Web page and app entries:
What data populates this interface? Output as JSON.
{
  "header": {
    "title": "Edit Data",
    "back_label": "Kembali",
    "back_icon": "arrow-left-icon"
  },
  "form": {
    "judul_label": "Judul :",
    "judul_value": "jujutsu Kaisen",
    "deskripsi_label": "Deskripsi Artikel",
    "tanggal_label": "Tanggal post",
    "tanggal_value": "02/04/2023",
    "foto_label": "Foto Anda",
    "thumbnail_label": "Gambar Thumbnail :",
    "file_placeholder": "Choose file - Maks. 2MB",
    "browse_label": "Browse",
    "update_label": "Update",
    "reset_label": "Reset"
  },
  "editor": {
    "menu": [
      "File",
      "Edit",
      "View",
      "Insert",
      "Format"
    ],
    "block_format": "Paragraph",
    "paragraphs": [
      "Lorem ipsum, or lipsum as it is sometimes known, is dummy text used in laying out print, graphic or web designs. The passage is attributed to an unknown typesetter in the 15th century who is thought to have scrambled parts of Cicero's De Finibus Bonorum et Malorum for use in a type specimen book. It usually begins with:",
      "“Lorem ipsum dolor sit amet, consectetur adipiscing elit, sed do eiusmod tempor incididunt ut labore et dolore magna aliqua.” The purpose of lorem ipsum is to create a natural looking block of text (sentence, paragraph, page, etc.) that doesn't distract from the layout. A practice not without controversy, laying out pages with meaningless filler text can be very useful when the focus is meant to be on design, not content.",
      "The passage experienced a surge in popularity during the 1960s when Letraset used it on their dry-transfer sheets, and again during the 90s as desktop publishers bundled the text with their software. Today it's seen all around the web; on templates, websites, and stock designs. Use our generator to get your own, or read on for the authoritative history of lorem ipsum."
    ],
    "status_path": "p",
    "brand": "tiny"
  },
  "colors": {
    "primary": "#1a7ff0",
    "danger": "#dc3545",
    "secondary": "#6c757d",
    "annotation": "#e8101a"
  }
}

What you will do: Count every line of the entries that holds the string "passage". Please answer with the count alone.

Worked solution: 2